→ **DIRECTIONS FOR THIS TASK**
For the data that follows, state how many lines hold the string "placeholder", giving the number by itself.

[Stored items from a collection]
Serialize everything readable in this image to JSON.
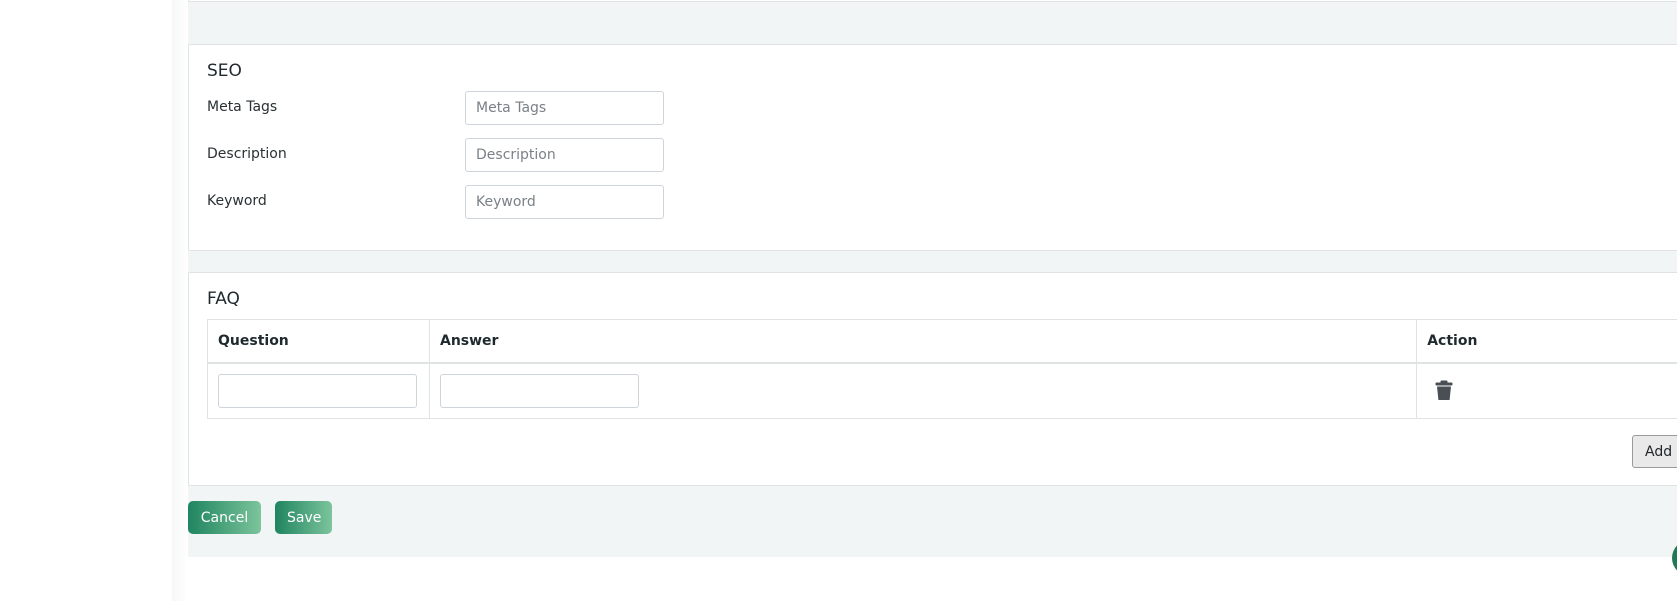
{
  "seo": {
    "title": "SEO",
    "fields": [
      {
        "label": "Meta Tags",
        "placeholder": "Meta Tags",
        "value": ""
      },
      {
        "label": "Description",
        "placeholder": "Description",
        "value": ""
      },
      {
        "label": "Keyword",
        "placeholder": "Keyword",
        "value": ""
      }
    ]
  },
  "faq": {
    "title": "FAQ",
    "columns": [
      "Question",
      "Answer",
      "Action"
    ],
    "rows": [
      {
        "question": "",
        "answer": ""
      }
    ],
    "add_more_label": "Add More"
  },
  "actions": {
    "cancel_label": "Cancel",
    "save_label": "Save"
  },
  "icons": {
    "delete": "trash-icon"
  },
  "colors": {
    "accent_start": "#1f8560",
    "accent_end": "#7cc49c",
    "page_bg": "#f1f5f5",
    "card_border": "#dfe3e3"
  }
}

→ **ANSWER BOX**
3